Following the nation's relentless bush fires, Eyre Peninsula residents are being urged to think wisely when it comes to building or rebuilding properties in bushfire prone zones by using practice planning principles.
Professor Helen Lochhead from UNSW Built Environment, says “people planning to rebuild should include a range of considerations, in the majority of cases, we can design much better, more fire-resistant, more sustainable and climate-responsive houses, than what we are doing today."
Professor Lochhead explained adequate clearing is vital alongside the essential bushfire ready protocols around the house and considering the use of fire-resistant materials like non-flammable materials such as masonry, brickwork or rammed earth, and concrete as opposed to timber.

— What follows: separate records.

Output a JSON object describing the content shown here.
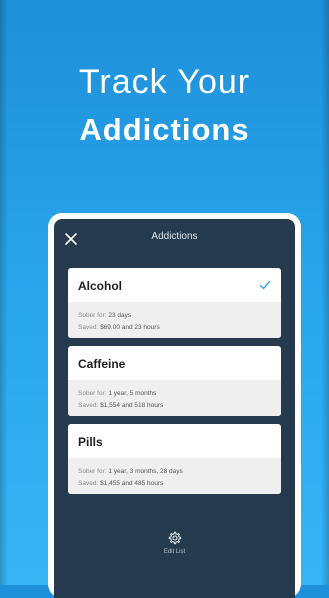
{
  "promo": {
    "line1": "Track Your",
    "line2": "Addictions"
  },
  "appbar": {
    "title": "Addictions",
    "close_icon": "close-icon"
  },
  "addictions": [
    {
      "name": "Alcohol",
      "selected": true,
      "sober_label": "Sober for:",
      "sober_value": "23 days",
      "saved_label": "Saved:",
      "saved_value": "$69.00 and 23 hours"
    },
    {
      "name": "Caffeine",
      "selected": false,
      "sober_label": "Sober for:",
      "sober_value": "1 year, 5 months",
      "saved_label": "Saved:",
      "saved_value": "$1,554 and 518 hours"
    },
    {
      "name": "Pills",
      "selected": false,
      "sober_label": "Sober for:",
      "sober_value": "1 year, 3 months, 28 days",
      "saved_label": "Saved:",
      "saved_value": "$1,455 and 485 hours"
    }
  ],
  "footer": {
    "edit_label": "Edit List",
    "icon": "gear-icon"
  },
  "colors": {
    "background_top": "#1e8fd9",
    "background_bottom": "#36b4f4",
    "screen": "#263a4d",
    "accent_check": "#3aa0e8"
  }
}
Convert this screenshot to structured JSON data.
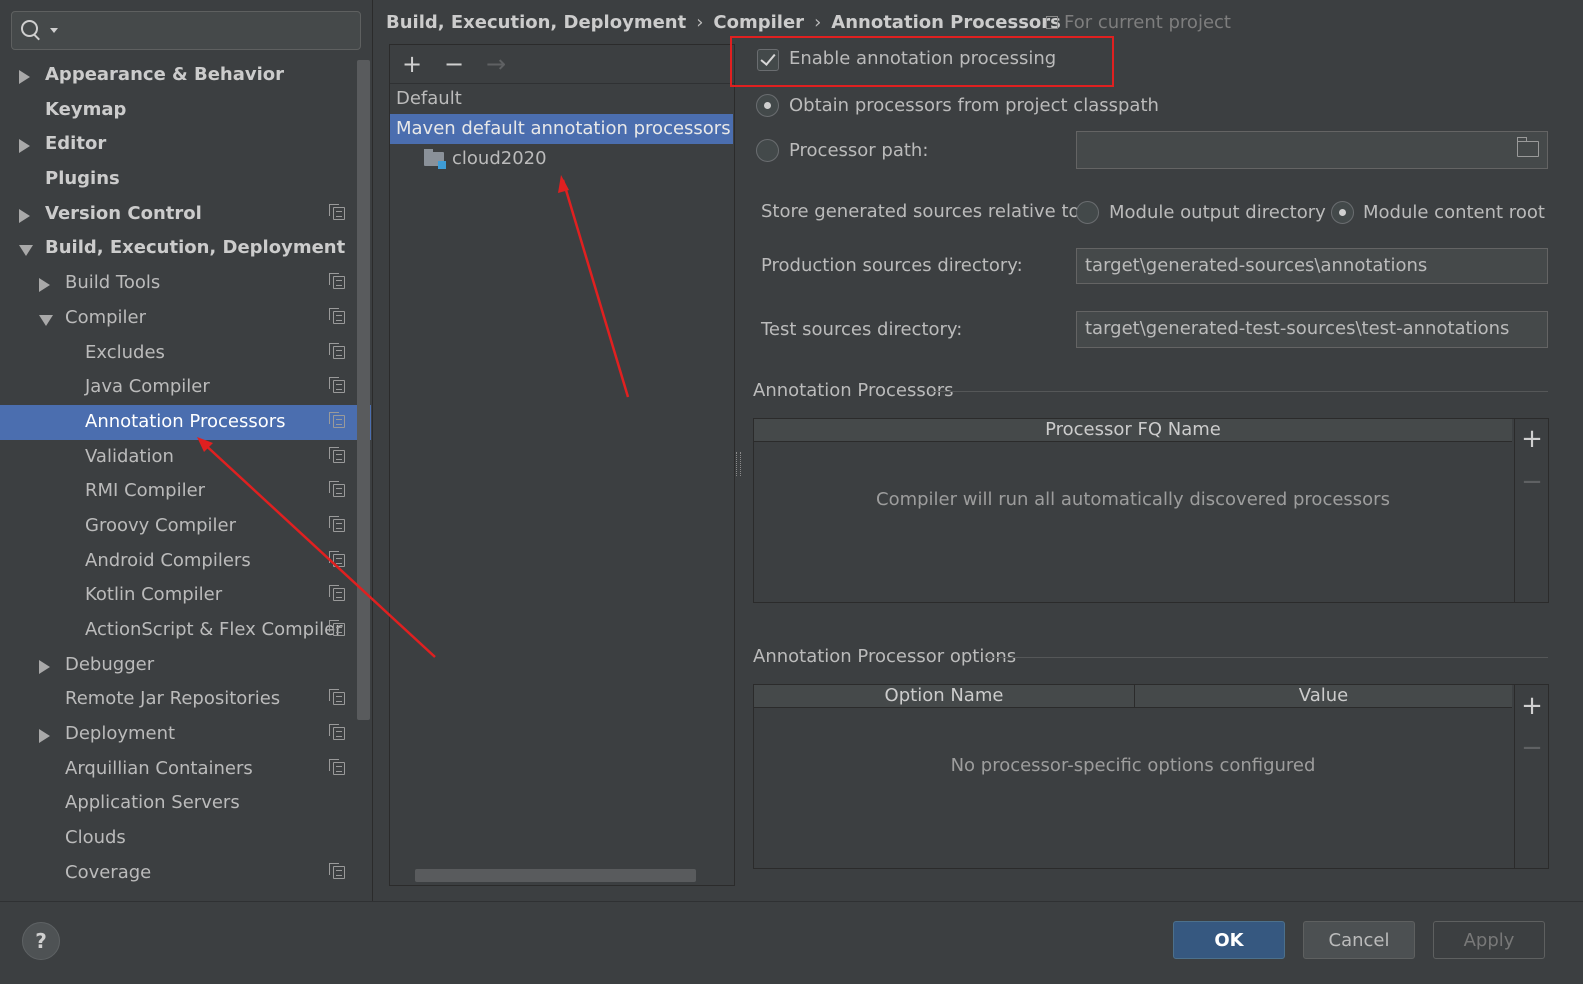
{
  "search": {
    "placeholder": "",
    "value": ""
  },
  "sidebar": {
    "items": [
      {
        "label": "Appearance & Behavior",
        "arrow": "right",
        "bold": true,
        "project": false
      },
      {
        "label": "Keymap",
        "arrow": "none",
        "bold": true,
        "project": false
      },
      {
        "label": "Editor",
        "arrow": "right",
        "bold": true,
        "project": false
      },
      {
        "label": "Plugins",
        "arrow": "none",
        "bold": true,
        "project": false
      },
      {
        "label": "Version Control",
        "arrow": "right",
        "bold": true,
        "project": true
      },
      {
        "label": "Build, Execution, Deployment",
        "arrow": "down",
        "bold": true,
        "project": false
      },
      {
        "label": "Build Tools",
        "arrow": "right",
        "bold": false,
        "project": true
      },
      {
        "label": "Compiler",
        "arrow": "down",
        "bold": false,
        "project": true
      },
      {
        "label": "Excludes",
        "arrow": "none",
        "bold": false,
        "project": true
      },
      {
        "label": "Java Compiler",
        "arrow": "none",
        "bold": false,
        "project": true
      },
      {
        "label": "Annotation Processors",
        "arrow": "none",
        "bold": false,
        "project": true,
        "selected": true
      },
      {
        "label": "Validation",
        "arrow": "none",
        "bold": false,
        "project": true
      },
      {
        "label": "RMI Compiler",
        "arrow": "none",
        "bold": false,
        "project": true
      },
      {
        "label": "Groovy Compiler",
        "arrow": "none",
        "bold": false,
        "project": true
      },
      {
        "label": "Android Compilers",
        "arrow": "none",
        "bold": false,
        "project": true
      },
      {
        "label": "Kotlin Compiler",
        "arrow": "none",
        "bold": false,
        "project": true
      },
      {
        "label": "ActionScript & Flex Compiler",
        "arrow": "none",
        "bold": false,
        "project": true
      },
      {
        "label": "Debugger",
        "arrow": "right",
        "bold": false,
        "project": false
      },
      {
        "label": "Remote Jar Repositories",
        "arrow": "none",
        "bold": false,
        "project": true
      },
      {
        "label": "Deployment",
        "arrow": "right",
        "bold": false,
        "project": true
      },
      {
        "label": "Arquillian Containers",
        "arrow": "none",
        "bold": false,
        "project": true
      },
      {
        "label": "Application Servers",
        "arrow": "none",
        "bold": false,
        "project": false
      },
      {
        "label": "Clouds",
        "arrow": "none",
        "bold": false,
        "project": false
      },
      {
        "label": "Coverage",
        "arrow": "none",
        "bold": false,
        "project": true
      }
    ]
  },
  "header": {
    "breadcrumb": [
      "Build, Execution, Deployment",
      "Compiler",
      "Annotation Processors"
    ],
    "separator": "›",
    "scope": "For current project"
  },
  "profiles": {
    "toolbar": {
      "add": "+",
      "remove": "−",
      "move": "→"
    },
    "default_label": "Default",
    "selected_profile": "Maven default annotation processors profile",
    "module": "cloud2020"
  },
  "settings": {
    "enable_label": "Enable annotation processing",
    "enable_checked": true,
    "obtain_label": "Obtain processors from project classpath",
    "processor_path_label": "Processor path:",
    "processor_path_value": "",
    "store_label": "Store generated sources relative to:",
    "module_output_label": "Module output directory",
    "module_content_label": "Module content root",
    "production_label": "Production sources directory:",
    "production_value": "target\\generated-sources\\annotations",
    "test_label": "Test sources directory:",
    "test_value": "target\\generated-test-sources\\test-annotations"
  },
  "processors_section": {
    "title": "Annotation Processors",
    "column": "Processor FQ Name",
    "empty_text": "Compiler will run all automatically discovered processors",
    "add": "+",
    "remove": "−"
  },
  "options_section": {
    "title": "Annotation Processor options",
    "columns": [
      "Option Name",
      "Value"
    ],
    "empty_text": "No processor-specific options configured",
    "add": "+",
    "remove": "−"
  },
  "footer": {
    "help": "?",
    "ok": "OK",
    "cancel": "Cancel",
    "apply": "Apply"
  },
  "colors": {
    "selection": "#4b6eaf",
    "annotation": "#e02020",
    "background": "#3c3f41"
  }
}
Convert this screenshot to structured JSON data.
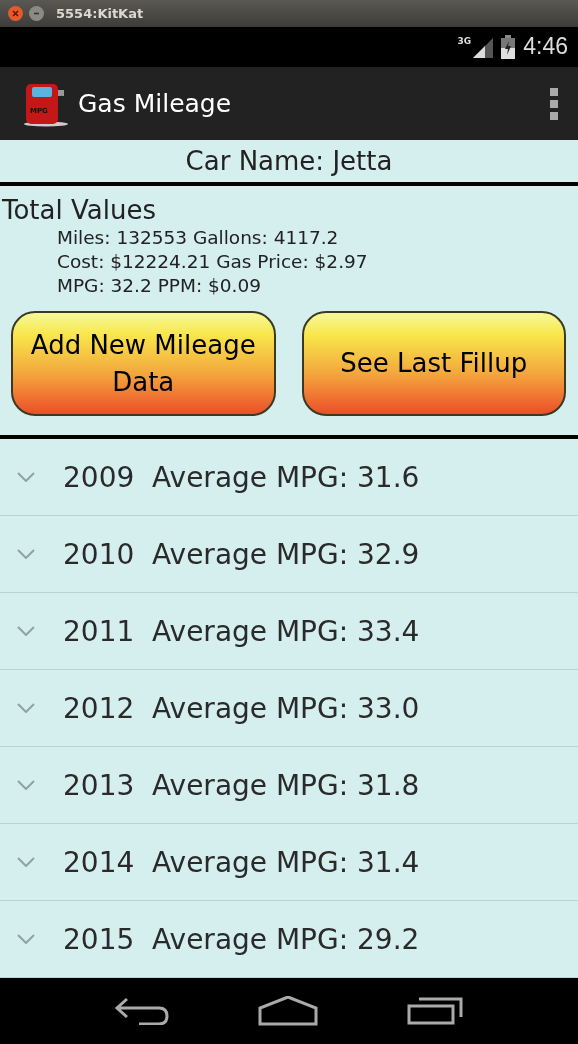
{
  "window": {
    "title": "5554:KitKat"
  },
  "status_bar": {
    "network": "3G",
    "time": "4:46"
  },
  "action_bar": {
    "icon_label": "MPG",
    "title": "Gas Mileage"
  },
  "car_name": "Car Name: Jetta",
  "totals": {
    "heading": "Total Values",
    "lines": [
      "Miles: 132553 Gallons: 4117.2",
      "Cost: $12224.21 Gas Price: $2.97",
      "MPG: 32.2 PPM: $0.09"
    ]
  },
  "buttons": [
    "Add New Mileage Data",
    "See Last Fillup"
  ],
  "years": [
    {
      "year": "2009",
      "label": "Average MPG: 31.6",
      "expanded": false
    },
    {
      "year": "2010",
      "label": "Average MPG: 32.9",
      "expanded": false
    },
    {
      "year": "2011",
      "label": "Average MPG: 33.4",
      "expanded": false
    },
    {
      "year": "2012",
      "label": "Average MPG: 33.0",
      "expanded": false
    },
    {
      "year": "2013",
      "label": "Average MPG: 31.8",
      "expanded": false
    },
    {
      "year": "2014",
      "label": "Average MPG: 31.4",
      "expanded": false
    },
    {
      "year": "2015",
      "label": "Average MPG: 29.2",
      "expanded": false
    }
  ]
}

"This doesn’t mean you can’t use timber, but you might use it on the inside rather than the outside of buildings," said Lochhead.
Adequate clearing around the house, self-cleaning gutters, and fire-resistant decking on verandahs. The underside of buildings should be enclosed so embers don’t get trapped underneath the floor, and in more isolated areas there should ideally be adequate stored water, whether tanks, pools, ponds or dams, to fight fires if they do occur.
The Institute is also providing pro bono architectural services for bushfire affected homeowners.
Professor Lochhead says these design considerations are more sustainable and cost-effective in the long term and many architects are already on board and designing this way in fire-prone areas.
“We’re not promoting buildings that are beyond the reach of the average person. We’re just talking about designing sensibly, sustainably and for the long term, acknowledging the climate and environment which we live in.”
For more information and free access to notes on resource base for building in bushfire prone zones visit:
Image credit: https://www.architecture.com.au